• Increasing the sentences for unlawful possession of a firearm by violent felons and felony drug offenders, as well as unlawfully providing a handgun to a juvenile
Rep. Cameron Sexton (R-Crossville) also spoke at Thursday’s announcement. He said “it’s a great day” for law-abiding citizens who want to carry guns, as well as “our partners in law enforcement.”
“Communities all across our great state of Tennessee will find this to be an effective tool in combating gangs and violent crime because we’ll be taking guns out of the hands of criminals and taking criminals off the streets in Tennessee,” Sexton said.
Rep. William Lambert (R-Portland) said Tennessee’s bill is the “first of its kind constitutional carry bill that to my knowledge has ever been filed anywhere in the nation.”
“This bill reduces penalties for otherwise law-abiding citizens, individuals who have done nothing wrong other than exercise their Second Amendment right, individuals that would be eligible to get a carry permit, but for whatever reason, did not do so before they came across the attention of law enforcement,” Lambert said. “These are individuals that are mothers and fathers. These are individuals that are business owners. These are individuals that are employees throughout the state of Tennessee that choose to carry firearms for their own protection. And to criminalize that behavior is ridiculous.”
“On the other hand,” Lambert continued, “for those criminals out there, those felons, those that choose to misuse their firearms and attack their fellow citizens, hear this now, if you steal a gun in this state, if you use that gun, or if you possess that gun and you're a convicted felon, you will go to prison and you will go to prison for a very long time.”
Currently, 16 states have constitutional carry laws in place.
One group pushing for this type of legislation nationally is the National Association for Gun Rights. The group is currently working with legislators in five states, including Tennessee, to encourage the passing of a constitutional carry law.
The group has also started a petition asking legislators to pass the law.
“Study after study proves more guns in the hands of law-abiding citizens means less crime,” the petition reads in part. “Yet politicians in BOTH parties in Nashville haven’t stopped infringing on our God-given rights.”
The petition continues saying that “requiring law-abiding citizens to beg for government permission through the permit system before they can exercise their constitutional right to keep and bear arms is a clear violation of that right.”

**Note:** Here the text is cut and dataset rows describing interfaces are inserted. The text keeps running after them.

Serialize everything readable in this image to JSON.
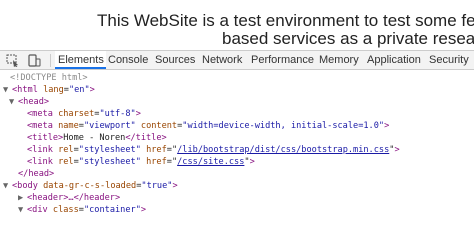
{
  "banner": {
    "line1": "This WebSite is a test environment to test some features a",
    "line2": "based services as a private research pro"
  },
  "devtools": {
    "tabs": [
      {
        "label": "Elements",
        "active": true
      },
      {
        "label": "Console",
        "active": false
      },
      {
        "label": "Sources",
        "active": false
      },
      {
        "label": "Network",
        "active": false
      },
      {
        "label": "Performance",
        "active": false
      },
      {
        "label": "Memory",
        "active": false
      },
      {
        "label": "Application",
        "active": false
      },
      {
        "label": "Security",
        "active": false
      }
    ],
    "icons": {
      "inspect": "inspect-element-icon",
      "device": "device-toolbar-icon"
    }
  },
  "code": {
    "doctype": "<!DOCTYPE html>",
    "html_open_tag": "<html",
    "html_attr": "lang",
    "html_attr_val": "\"en\"",
    "head_tag": "<head>",
    "meta1_tag": "<meta",
    "meta1_attr": "charset",
    "meta1_val": "\"utf-8\"",
    "meta2_tag": "<meta",
    "meta2_attr1": "name",
    "meta2_val1": "\"viewport\"",
    "meta2_attr2": "content",
    "meta2_val2": "\"width=device-width, initial-scale=1.0\"",
    "title_open": "<title>",
    "title_text": "Home - Noren",
    "title_close": "</title>",
    "link1_tag": "<link",
    "link1_attr1": "rel",
    "link1_val1": "\"stylesheet\"",
    "link1_attr2": "href",
    "link1_val2": "/lib/bootstrap/dist/css/bootstrap.min.css",
    "link2_tag": "<link",
    "link2_attr1": "rel",
    "link2_val1": "\"stylesheet\"",
    "link2_attr2": "href",
    "link2_val2": "/css/site.css",
    "head_close": "</head>",
    "body_tag": "<body",
    "body_attr": "data-gr-c-s-loaded",
    "body_val": "\"true\"",
    "header_tag": "<header>…</header>",
    "div_tag": "<div",
    "div_attr": "class",
    "div_val": "\"container\""
  },
  "colors": {
    "tag": "#881280",
    "attr": "#994500",
    "value": "#1a1aa6",
    "comment": "#8a8a8a",
    "active_tab": "#1a73e8"
  }
}
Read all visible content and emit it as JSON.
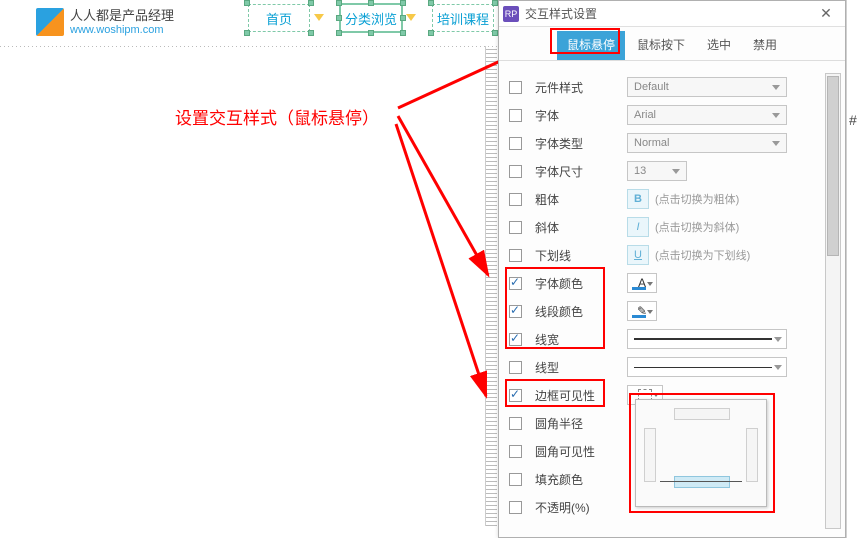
{
  "brand": {
    "title": "人人都是产品经理",
    "url": "www.woshipm.com"
  },
  "nav": {
    "items": [
      {
        "label": "首页"
      },
      {
        "label": "分类浏览",
        "selected": true
      },
      {
        "label": "培训课程"
      }
    ]
  },
  "annotation": "设置交互样式（鼠标悬停）",
  "dialog": {
    "app_badge": "RP",
    "title": "交互样式设置",
    "tabs": {
      "hover": "鼠标悬停",
      "mousedown": "鼠标按下",
      "selected": "选中",
      "disabled": "禁用"
    },
    "props": {
      "widget_style": {
        "label": "元件样式",
        "value": "Default"
      },
      "font_family": {
        "label": "字体",
        "value": "Arial"
      },
      "font_type": {
        "label": "字体类型",
        "value": "Normal"
      },
      "font_size": {
        "label": "字体尺寸",
        "value": "13"
      },
      "bold": {
        "label": "粗体",
        "btn": "B",
        "hint": "(点击切换为粗体)"
      },
      "italic": {
        "label": "斜体",
        "btn": "I",
        "hint": "(点击切换为斜体)"
      },
      "underline": {
        "label": "下划线",
        "btn": "U",
        "hint": "(点击切换为下划线)"
      },
      "font_color": {
        "label": "字体颜色",
        "glyph": "A"
      },
      "line_color": {
        "label": "线段颜色",
        "glyph": "✎"
      },
      "line_width": {
        "label": "线宽"
      },
      "line_style": {
        "label": "线型"
      },
      "border_visibility": {
        "label": "边框可见性"
      },
      "corner_radius": {
        "label": "圆角半径"
      },
      "corner_visibility": {
        "label": "圆角可见性"
      },
      "fill_color": {
        "label": "填充颜色"
      },
      "opacity": {
        "label": "不透明(%)"
      }
    }
  },
  "hash": "#"
}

Currently, in Tennessee to carry a handgun openly or concealed, one must apply for an Enhanced Handgun Carry Permit. Requirements for receiving the permit include payment of a $100 application fee and the completion of an eight-hour handgun safety course.
As of January 1st, to carry a concealed handgun, the law requires a $65 application fee and proof of firearms training that the Tennessee Department of Safety and Homeland Security “deems adequate.” This could include online courses or courses administered by law enforcement, wildlife agencies, or organizations specializing in firearms such as the NRA.

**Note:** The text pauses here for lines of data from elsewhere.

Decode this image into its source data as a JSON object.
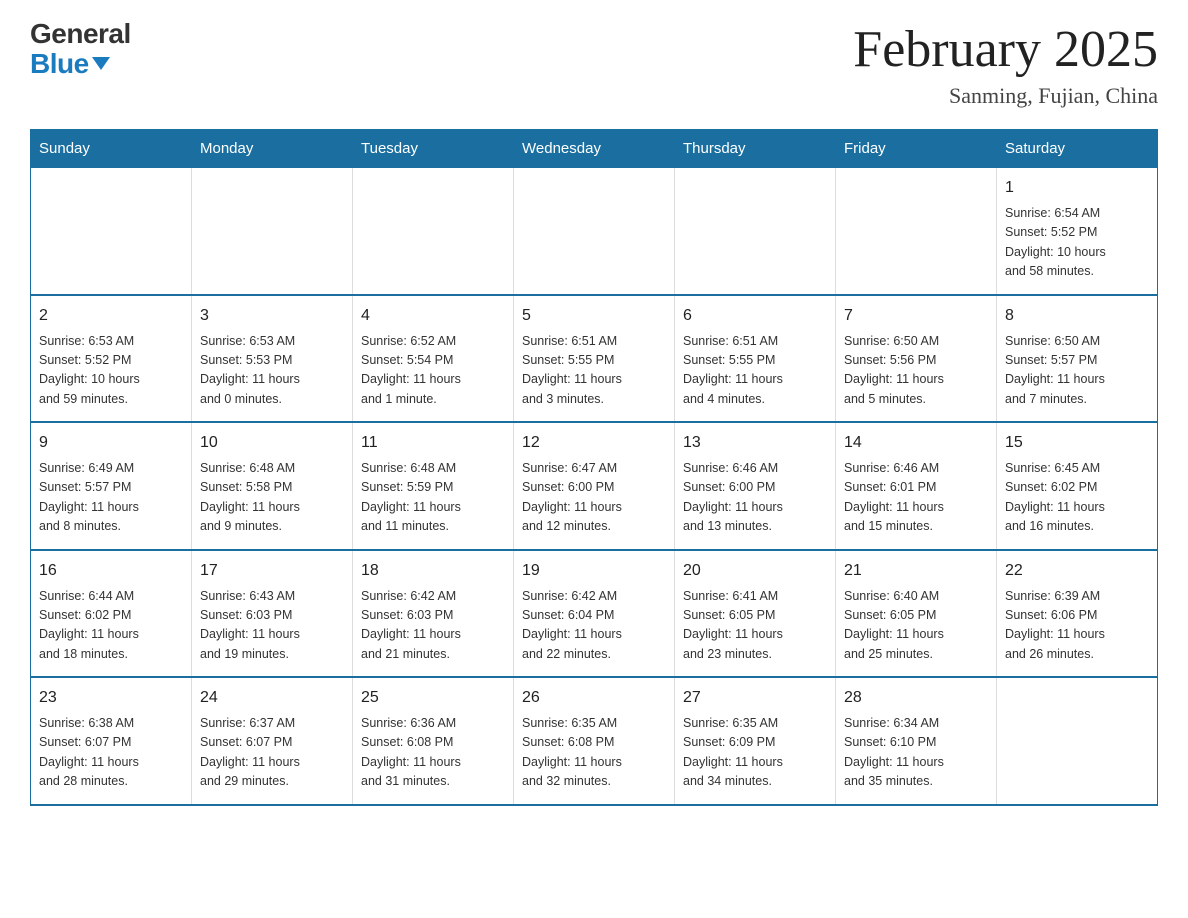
{
  "header": {
    "logo_general": "General",
    "logo_blue": "Blue",
    "month_title": "February 2025",
    "location": "Sanming, Fujian, China"
  },
  "calendar": {
    "days_of_week": [
      "Sunday",
      "Monday",
      "Tuesday",
      "Wednesday",
      "Thursday",
      "Friday",
      "Saturday"
    ],
    "weeks": [
      [
        {
          "day": "",
          "info": ""
        },
        {
          "day": "",
          "info": ""
        },
        {
          "day": "",
          "info": ""
        },
        {
          "day": "",
          "info": ""
        },
        {
          "day": "",
          "info": ""
        },
        {
          "day": "",
          "info": ""
        },
        {
          "day": "1",
          "info": "Sunrise: 6:54 AM\nSunset: 5:52 PM\nDaylight: 10 hours\nand 58 minutes."
        }
      ],
      [
        {
          "day": "2",
          "info": "Sunrise: 6:53 AM\nSunset: 5:52 PM\nDaylight: 10 hours\nand 59 minutes."
        },
        {
          "day": "3",
          "info": "Sunrise: 6:53 AM\nSunset: 5:53 PM\nDaylight: 11 hours\nand 0 minutes."
        },
        {
          "day": "4",
          "info": "Sunrise: 6:52 AM\nSunset: 5:54 PM\nDaylight: 11 hours\nand 1 minute."
        },
        {
          "day": "5",
          "info": "Sunrise: 6:51 AM\nSunset: 5:55 PM\nDaylight: 11 hours\nand 3 minutes."
        },
        {
          "day": "6",
          "info": "Sunrise: 6:51 AM\nSunset: 5:55 PM\nDaylight: 11 hours\nand 4 minutes."
        },
        {
          "day": "7",
          "info": "Sunrise: 6:50 AM\nSunset: 5:56 PM\nDaylight: 11 hours\nand 5 minutes."
        },
        {
          "day": "8",
          "info": "Sunrise: 6:50 AM\nSunset: 5:57 PM\nDaylight: 11 hours\nand 7 minutes."
        }
      ],
      [
        {
          "day": "9",
          "info": "Sunrise: 6:49 AM\nSunset: 5:57 PM\nDaylight: 11 hours\nand 8 minutes."
        },
        {
          "day": "10",
          "info": "Sunrise: 6:48 AM\nSunset: 5:58 PM\nDaylight: 11 hours\nand 9 minutes."
        },
        {
          "day": "11",
          "info": "Sunrise: 6:48 AM\nSunset: 5:59 PM\nDaylight: 11 hours\nand 11 minutes."
        },
        {
          "day": "12",
          "info": "Sunrise: 6:47 AM\nSunset: 6:00 PM\nDaylight: 11 hours\nand 12 minutes."
        },
        {
          "day": "13",
          "info": "Sunrise: 6:46 AM\nSunset: 6:00 PM\nDaylight: 11 hours\nand 13 minutes."
        },
        {
          "day": "14",
          "info": "Sunrise: 6:46 AM\nSunset: 6:01 PM\nDaylight: 11 hours\nand 15 minutes."
        },
        {
          "day": "15",
          "info": "Sunrise: 6:45 AM\nSunset: 6:02 PM\nDaylight: 11 hours\nand 16 minutes."
        }
      ],
      [
        {
          "day": "16",
          "info": "Sunrise: 6:44 AM\nSunset: 6:02 PM\nDaylight: 11 hours\nand 18 minutes."
        },
        {
          "day": "17",
          "info": "Sunrise: 6:43 AM\nSunset: 6:03 PM\nDaylight: 11 hours\nand 19 minutes."
        },
        {
          "day": "18",
          "info": "Sunrise: 6:42 AM\nSunset: 6:03 PM\nDaylight: 11 hours\nand 21 minutes."
        },
        {
          "day": "19",
          "info": "Sunrise: 6:42 AM\nSunset: 6:04 PM\nDaylight: 11 hours\nand 22 minutes."
        },
        {
          "day": "20",
          "info": "Sunrise: 6:41 AM\nSunset: 6:05 PM\nDaylight: 11 hours\nand 23 minutes."
        },
        {
          "day": "21",
          "info": "Sunrise: 6:40 AM\nSunset: 6:05 PM\nDaylight: 11 hours\nand 25 minutes."
        },
        {
          "day": "22",
          "info": "Sunrise: 6:39 AM\nSunset: 6:06 PM\nDaylight: 11 hours\nand 26 minutes."
        }
      ],
      [
        {
          "day": "23",
          "info": "Sunrise: 6:38 AM\nSunset: 6:07 PM\nDaylight: 11 hours\nand 28 minutes."
        },
        {
          "day": "24",
          "info": "Sunrise: 6:37 AM\nSunset: 6:07 PM\nDaylight: 11 hours\nand 29 minutes."
        },
        {
          "day": "25",
          "info": "Sunrise: 6:36 AM\nSunset: 6:08 PM\nDaylight: 11 hours\nand 31 minutes."
        },
        {
          "day": "26",
          "info": "Sunrise: 6:35 AM\nSunset: 6:08 PM\nDaylight: 11 hours\nand 32 minutes."
        },
        {
          "day": "27",
          "info": "Sunrise: 6:35 AM\nSunset: 6:09 PM\nDaylight: 11 hours\nand 34 minutes."
        },
        {
          "day": "28",
          "info": "Sunrise: 6:34 AM\nSunset: 6:10 PM\nDaylight: 11 hours\nand 35 minutes."
        },
        {
          "day": "",
          "info": ""
        }
      ]
    ]
  }
}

Ahead of Thursday’s announcement, the Tennessee chapter of Moms Demand Action voiced opposition to permitless carry in a Facebook post.
“There are basic safety and training standards that should be met when it comes to carrying guns in public,” the group’s post reads. “It’s common sense. It’s unacceptable that our lawmakers keep trying to pass bills that threaten our public safety, especially after Americans across the country have called for stronger gun laws in unprecedented numbers after the horrific school shooting in Parkland.”

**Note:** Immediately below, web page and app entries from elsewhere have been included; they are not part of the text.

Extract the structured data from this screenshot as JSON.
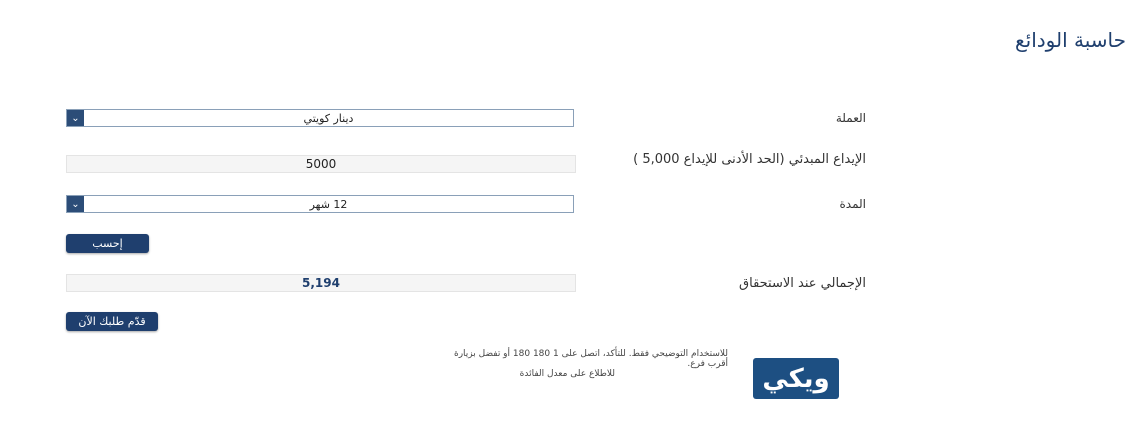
{
  "page": {
    "title": "حاسبة الودائع"
  },
  "currency": {
    "label": "العملة",
    "value": "دينار كويتي"
  },
  "deposit": {
    "label": "الإيداع المبدئي (الحد الأدنى للإيداع 5,000 )",
    "value": "5000"
  },
  "duration": {
    "label": "المدة",
    "value": "12 شهر"
  },
  "calculate": {
    "label": "إحسب"
  },
  "result": {
    "label": "الإجمالي عند الاستحقاق",
    "value": "5,194"
  },
  "apply": {
    "label": "قدّم طلبك الآن"
  },
  "disclaimer": {
    "line1": "للاستخدام التوضيحي فقط. للتأكد، اتصل على 1 180 180 أو تفضل بزيارة أقرب فرع.",
    "line2": "للاطلاع على معدل الفائدة"
  },
  "logo": {
    "text": "ويكي"
  },
  "icons": {
    "dropdown": "chevron-down-icon"
  },
  "colors": {
    "accent": "#1f3f6e",
    "logo_bg": "#1d4f82"
  }
}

The group’s post includes a link to a petition created by Everytown for Gun Safety opposing the legislation.
Also ahead of the governor’s announcement, Sen. Raumesh Akbari (D-Memphis) released a statement opposing the legislation.
“Whether you live in a city or suburb, no family is made safer by laws that encourage more untrained and unlicensed people to carry lethal firearms,” Akbari said. “Tennesseans support the Second Amendment, but they also believe firmly in responsible gun ownership and policies, like mandatory background checks that promote accountability. Permitless carry is a bad idea that endangers every Tennessean.”